What needs to be done: The records below are to be reproduced exactly, with the pictures left out.

┄┄┄┄┄┄┄┄┄┄

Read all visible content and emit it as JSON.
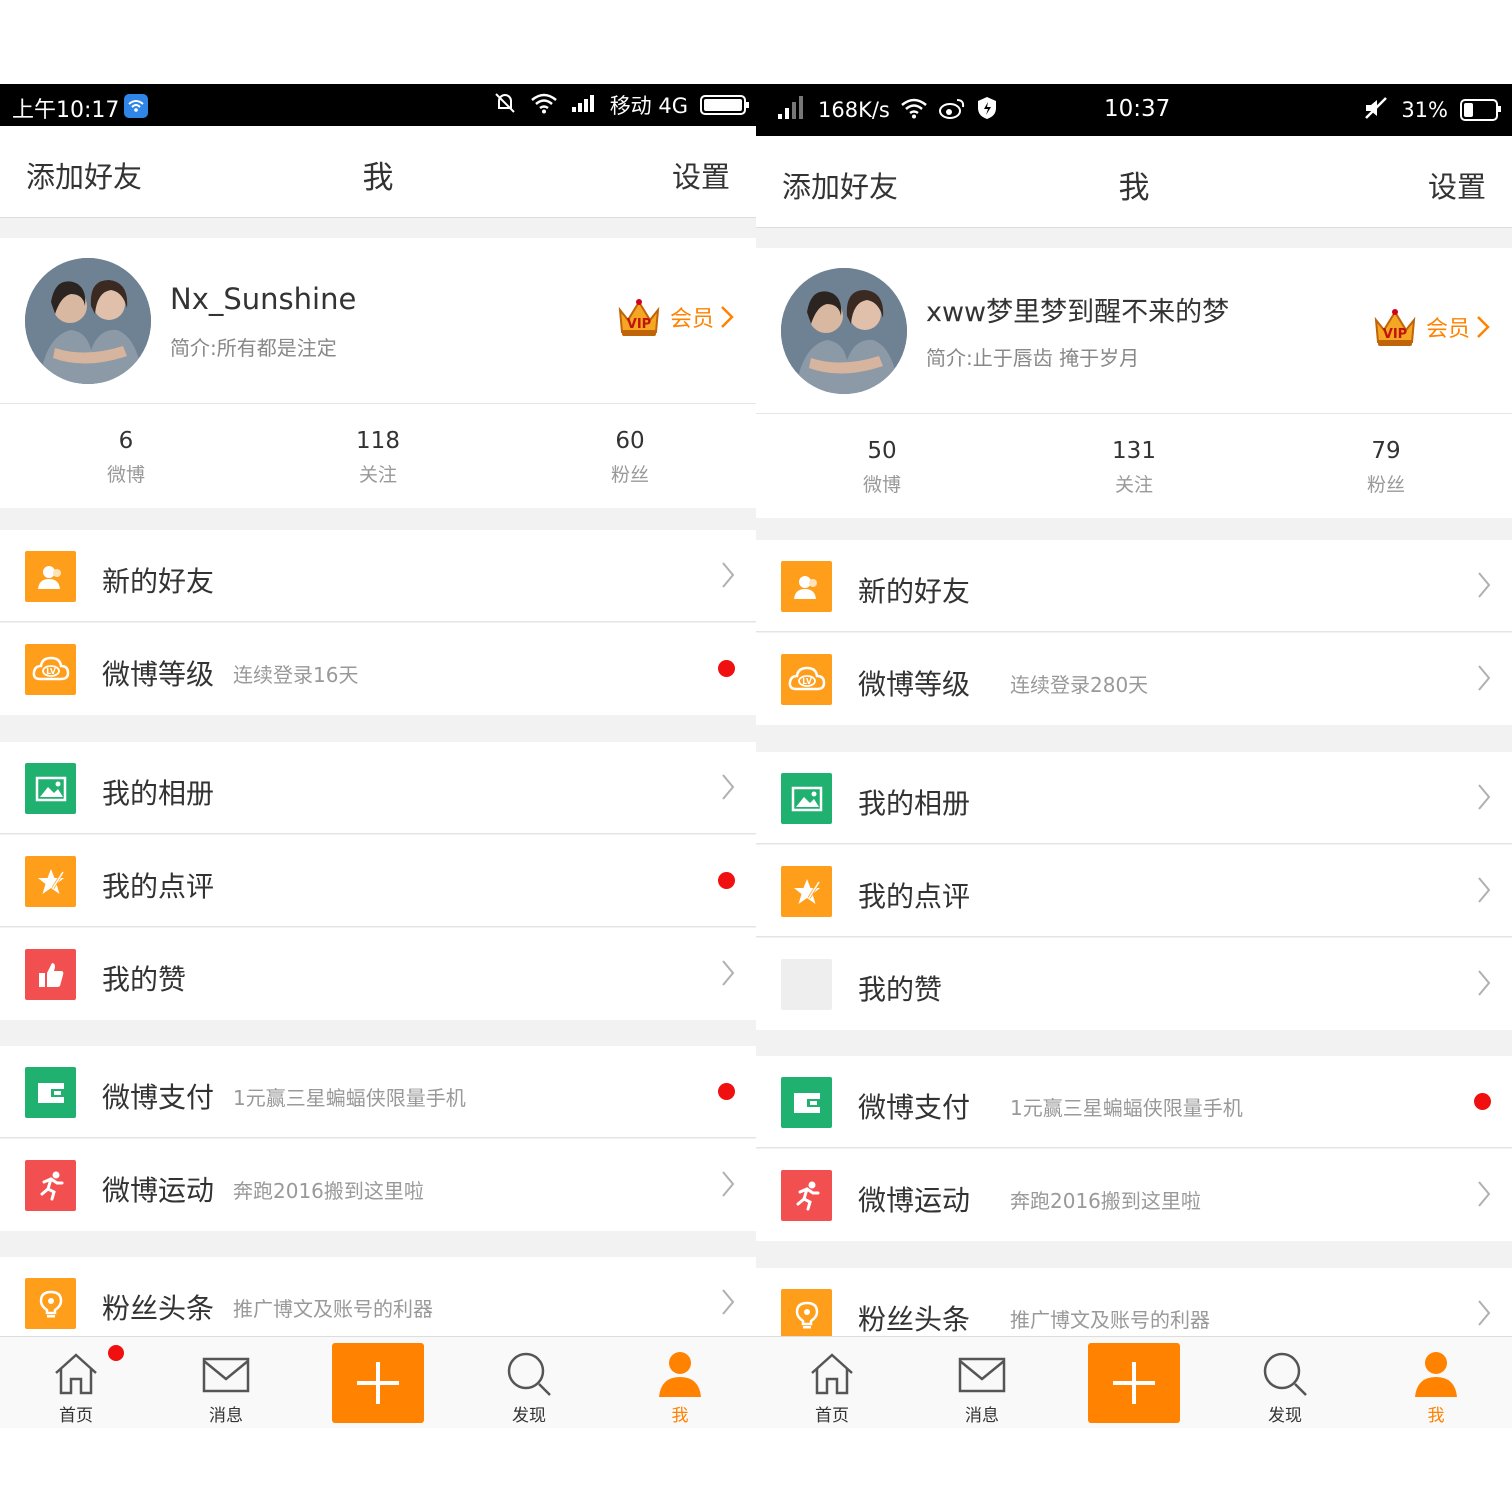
{
  "colors": {
    "accent": "#ff8200",
    "alert": "#f01010",
    "green": "#20b070",
    "red": "#f25050"
  },
  "left": {
    "status": {
      "time": "上午10:17",
      "carrier": "移动 4G",
      "battery_level": 1.0
    },
    "nav": {
      "left": "添加好友",
      "title": "我",
      "right": "设置"
    },
    "profile": {
      "name": "Nx_Sunshine",
      "bio": "简介:所有都是注定",
      "vip_label": "会员"
    },
    "stats": [
      {
        "count": "6",
        "label": "微博"
      },
      {
        "count": "118",
        "label": "关注"
      },
      {
        "count": "60",
        "label": "粉丝"
      }
    ],
    "menu": [
      {
        "label": "新的好友",
        "icon": "friends-icon"
      },
      {
        "label": "微博等级",
        "sub": "连续登录16天",
        "icon": "level-icon"
      },
      {
        "label": "我的相册",
        "icon": "album-icon"
      },
      {
        "label": "我的点评",
        "icon": "review-icon"
      },
      {
        "label": "我的赞",
        "icon": "thumbs-up-icon"
      },
      {
        "label": "微博支付",
        "sub": "1元赢三星蝙蝠侠限量手机",
        "icon": "wallet-icon"
      },
      {
        "label": "微博运动",
        "sub": "奔跑2016搬到这里啦",
        "icon": "running-icon"
      },
      {
        "label": "粉丝头条",
        "sub": "推广博文及账号的利器",
        "icon": "bulb-icon"
      }
    ],
    "tabs": [
      "首页",
      "消息",
      "发现",
      "我"
    ]
  },
  "right": {
    "status": {
      "speed": "168K/s",
      "time": "10:37",
      "battery": "31%",
      "battery_level": 0.31
    },
    "nav": {
      "left": "添加好友",
      "title": "我",
      "right": "设置"
    },
    "profile": {
      "name": "xww梦里梦到醒不来的梦",
      "bio": "简介:止于唇齿 掩于岁月",
      "vip_label": "会员"
    },
    "stats": [
      {
        "count": "50",
        "label": "微博"
      },
      {
        "count": "131",
        "label": "关注"
      },
      {
        "count": "79",
        "label": "粉丝"
      }
    ],
    "menu": [
      {
        "label": "新的好友",
        "icon": "friends-icon"
      },
      {
        "label": "微博等级",
        "sub": "连续登录280天",
        "icon": "level-icon"
      },
      {
        "label": "我的相册",
        "icon": "album-icon"
      },
      {
        "label": "我的点评",
        "icon": "review-icon"
      },
      {
        "label": "我的赞",
        "icon": "thumbs-up-icon"
      },
      {
        "label": "微博支付",
        "sub": "1元赢三星蝙蝠侠限量手机",
        "icon": "wallet-icon"
      },
      {
        "label": "微博运动",
        "sub": "奔跑2016搬到这里啦",
        "icon": "running-icon"
      },
      {
        "label": "粉丝头条",
        "sub": "推广博文及账号的利器",
        "icon": "bulb-icon"
      }
    ],
    "tabs": [
      "首页",
      "消息",
      "发现",
      "我"
    ]
  }
}
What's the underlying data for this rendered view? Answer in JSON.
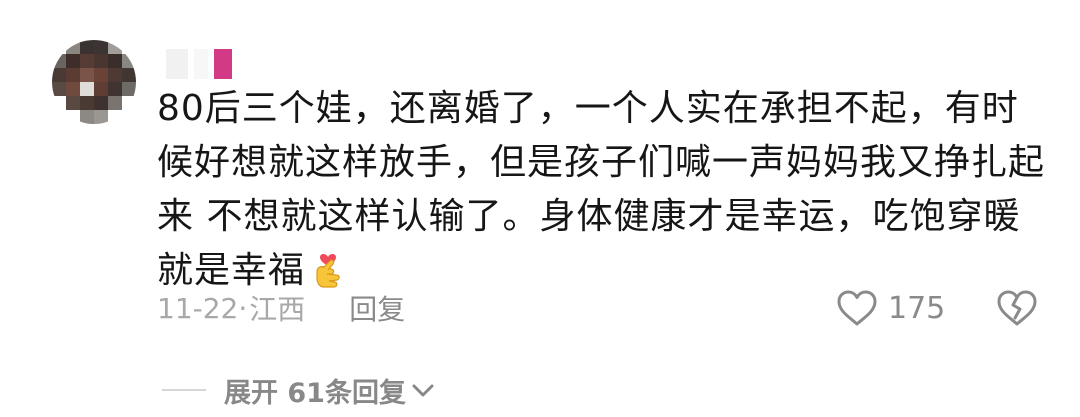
{
  "comment": {
    "author": {
      "avatar_icon": "blurred-avatar-icon",
      "name_icon": "blurred-username"
    },
    "text": "80后三个娃，还离婚了，一个人实在承担不起，有时候好想就这样放手，但是孩子们喊一声妈妈我又挣扎起来 不想就这样认输了。身体健康才是幸运，吃饱穿暖就是幸福",
    "emoji_icon": "finger-heart-emoji",
    "date": "11-22",
    "separator": "·",
    "location": "江西",
    "reply_label": "回复",
    "like_icon": "heart-outline-icon",
    "like_count": "175",
    "dislike_icon": "broken-heart-icon"
  },
  "replies": {
    "expand_label": "展开 61条回复",
    "expand_icon": "chevron-down-icon"
  },
  "colors": {
    "text_primary": "#161616",
    "text_meta": "#a8a8a8",
    "text_secondary": "#8a8a8a"
  }
}
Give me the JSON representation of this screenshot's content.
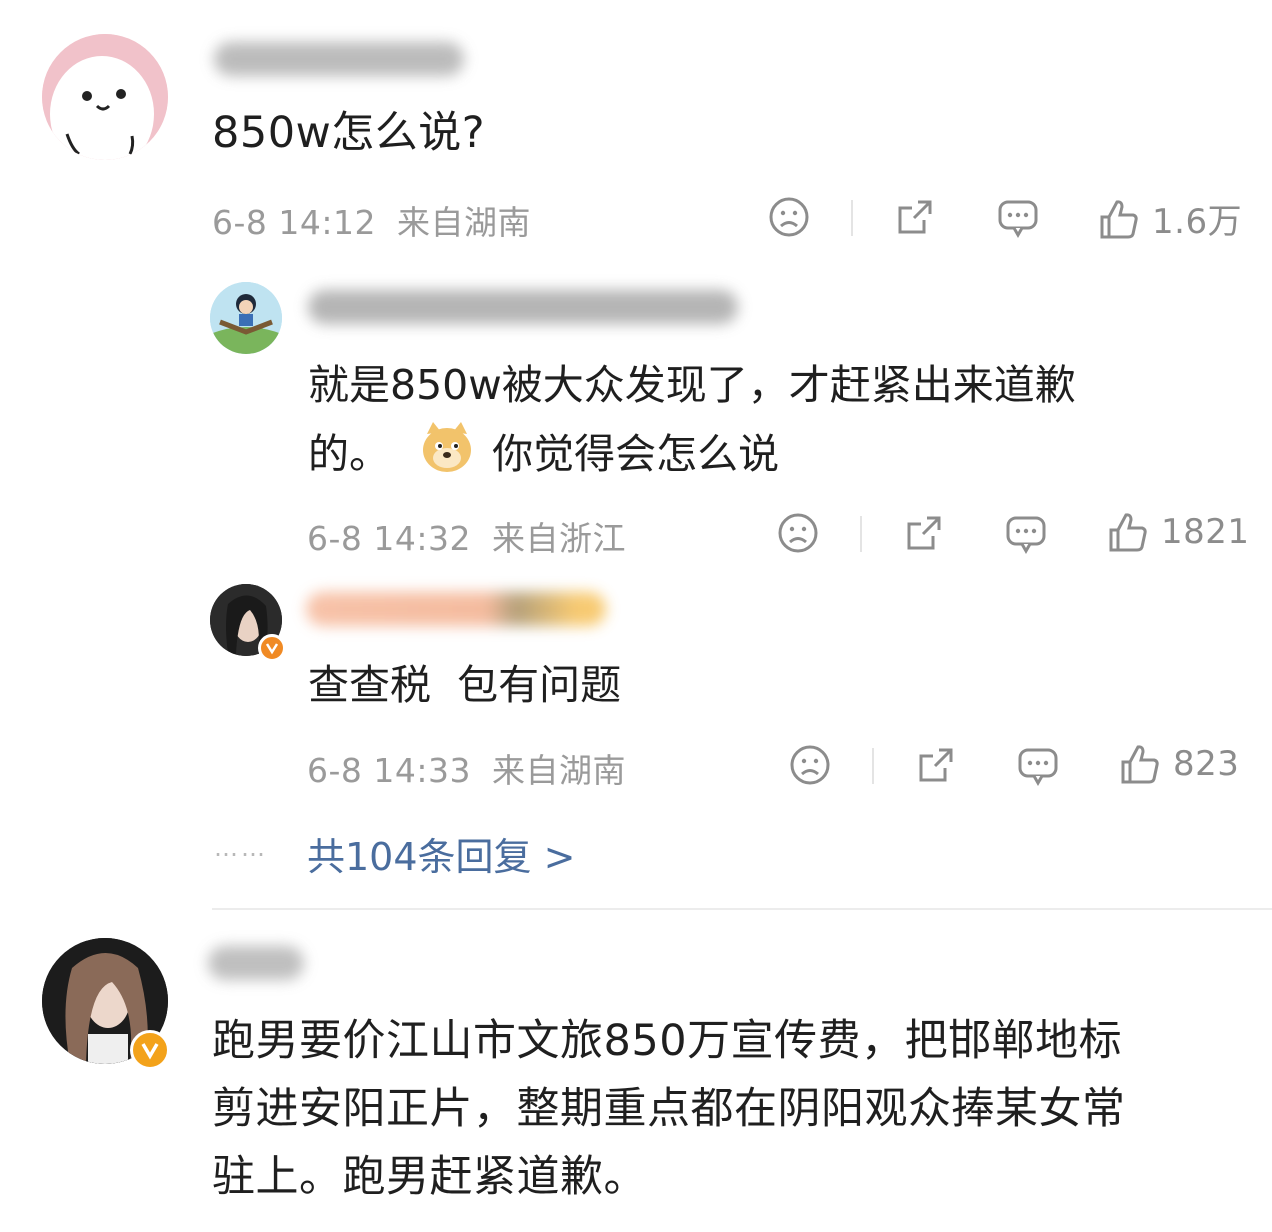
{
  "comments": [
    {
      "text": "850w怎么说?",
      "time": "6-8 14:12",
      "location": "来自湖南",
      "likes": "1.6万"
    }
  ],
  "replies": [
    {
      "text_line1": "就是850w被大众发现了，才赶紧出来道歉",
      "text_line2": "的。",
      "text_line2_rest": "你觉得会怎么说",
      "time": "6-8 14:32",
      "location": "来自浙江",
      "likes": "1821"
    },
    {
      "text": "查查税  包有问题",
      "time": "6-8 14:33",
      "location": "来自湖南",
      "likes": "823"
    }
  ],
  "reply_summary": {
    "dots": "……",
    "label": "共104条回复 >"
  },
  "second_comment": {
    "line1": "跑男要价江山市文旅850万宣传费，把邯郸地标",
    "line2": "剪进安阳正片，整期重点都在阴阳观众捧某女常",
    "line3": "驻上。跑男赶紧道歉。"
  },
  "icons": {
    "dislike": "sad-face-icon",
    "share": "share-icon",
    "comment": "comment-icon",
    "like": "thumbs-up-icon",
    "verified": "verified-v-icon"
  },
  "colors": {
    "link": "#4a6d9e",
    "meta": "#9a9a9a",
    "verified": "#f3a21a"
  }
}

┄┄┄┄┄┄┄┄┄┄

Task solution:
Read all visible content and emit it as JSON.
{
  "colors": {
    "accent": "#ff8200",
    "alert": "#f01010",
    "green": "#20b070",
    "red": "#f25050"
  },
  "left": {
    "status": {
      "time": "上午10:17",
      "carrier": "移动 4G",
      "battery_level": 1.0
    },
    "nav": {
      "left": "添加好友",
      "title": "我",
      "right": "设置"
    },
    "profile": {
      "name": "Nx_Sunshine",
      "bio": "简介:所有都是注定",
      "vip_label": "会员"
    },
    "stats": [
      {
        "count": "6",
        "label": "微博"
      },
      {
        "count": "118",
        "label": "关注"
      },
      {
        "count": "60",
        "label": "粉丝"
      }
    ],
    "menu": [
      {
        "label": "新的好友",
        "icon": "friends-icon"
      },
      {
        "label": "微博等级",
        "sub": "连续登录16天",
        "icon": "level-icon"
      },
      {
        "label": "我的相册",
        "icon": "album-icon"
      },
      {
        "label": "我的点评",
        "icon": "review-icon"
      },
      {
        "label": "我的赞",
        "icon": "thumbs-up-icon"
      },
      {
        "label": "微博支付",
        "sub": "1元赢三星蝙蝠侠限量手机",
        "icon": "wallet-icon"
      },
      {
        "label": "微博运动",
        "sub": "奔跑2016搬到这里啦",
        "icon": "running-icon"
      },
      {
        "label": "粉丝头条",
        "sub": "推广博文及账号的利器",
        "icon": "bulb-icon"
      }
    ],
    "tabs": [
      "首页",
      "消息",
      "发现",
      "我"
    ]
  },
  "right": {
    "status": {
      "speed": "168K/s",
      "time": "10:37",
      "battery": "31%",
      "battery_level": 0.31
    },
    "nav": {
      "left": "添加好友",
      "title": "我",
      "right": "设置"
    },
    "profile": {
      "name": "xww梦里梦到醒不来的梦",
      "bio": "简介:止于唇齿 掩于岁月",
      "vip_label": "会员"
    },
    "stats": [
      {
        "count": "50",
        "label": "微博"
      },
      {
        "count": "131",
        "label": "关注"
      },
      {
        "count": "79",
        "label": "粉丝"
      }
    ],
    "menu": [
      {
        "label": "新的好友",
        "icon": "friends-icon"
      },
      {
        "label": "微博等级",
        "sub": "连续登录280天",
        "icon": "level-icon"
      },
      {
        "label": "我的相册",
        "icon": "album-icon"
      },
      {
        "label": "我的点评",
        "icon": "review-icon"
      },
      {
        "label": "我的赞",
        "icon": "thumbs-up-icon"
      },
      {
        "label": "微博支付",
        "sub": "1元赢三星蝙蝠侠限量手机",
        "icon": "wallet-icon"
      },
      {
        "label": "微博运动",
        "sub": "奔跑2016搬到这里啦",
        "icon": "running-icon"
      },
      {
        "label": "粉丝头条",
        "sub": "推广博文及账号的利器",
        "icon": "bulb-icon"
      }
    ],
    "tabs": [
      "首页",
      "消息",
      "发现",
      "我"
    ]
  }
}
What's the underlying data for this rendered view? Answer in JSON.
{
  "comment": {
    "author": {
      "avatar_icon": "blurred-avatar-icon",
      "name_icon": "blurred-username"
    },
    "text": "80后三个娃，还离婚了，一个人实在承担不起，有时候好想就这样放手，但是孩子们喊一声妈妈我又挣扎起来 不想就这样认输了。身体健康才是幸运，吃饱穿暖就是幸福",
    "emoji_icon": "finger-heart-emoji",
    "date": "11-22",
    "separator": "·",
    "location": "江西",
    "reply_label": "回复",
    "like_icon": "heart-outline-icon",
    "like_count": "175",
    "dislike_icon": "broken-heart-icon"
  },
  "replies": {
    "expand_label": "展开 61条回复",
    "expand_icon": "chevron-down-icon"
  },
  "colors": {
    "text_primary": "#161616",
    "text_meta": "#a8a8a8",
    "text_secondary": "#8a8a8a"
  }
}
Give me the JSON representation of this screenshot's content.
{
  "comments": [
    {
      "text": "850w怎么说?",
      "time": "6-8 14:12",
      "location": "来自湖南",
      "likes": "1.6万"
    }
  ],
  "replies": [
    {
      "text_line1": "就是850w被大众发现了，才赶紧出来道歉",
      "text_line2": "的。",
      "text_line2_rest": "你觉得会怎么说",
      "time": "6-8 14:32",
      "location": "来自浙江",
      "likes": "1821"
    },
    {
      "text": "查查税  包有问题",
      "time": "6-8 14:33",
      "location": "来自湖南",
      "likes": "823"
    }
  ],
  "reply_summary": {
    "dots": "……",
    "label": "共104条回复 >"
  },
  "second_comment": {
    "line1": "跑男要价江山市文旅850万宣传费，把邯郸地标",
    "line2": "剪进安阳正片，整期重点都在阴阳观众捧某女常",
    "line3": "驻上。跑男赶紧道歉。"
  },
  "icons": {
    "dislike": "sad-face-icon",
    "share": "share-icon",
    "comment": "comment-icon",
    "like": "thumbs-up-icon",
    "verified": "verified-v-icon"
  },
  "colors": {
    "link": "#4a6d9e",
    "meta": "#9a9a9a",
    "verified": "#f3a21a"
  }
}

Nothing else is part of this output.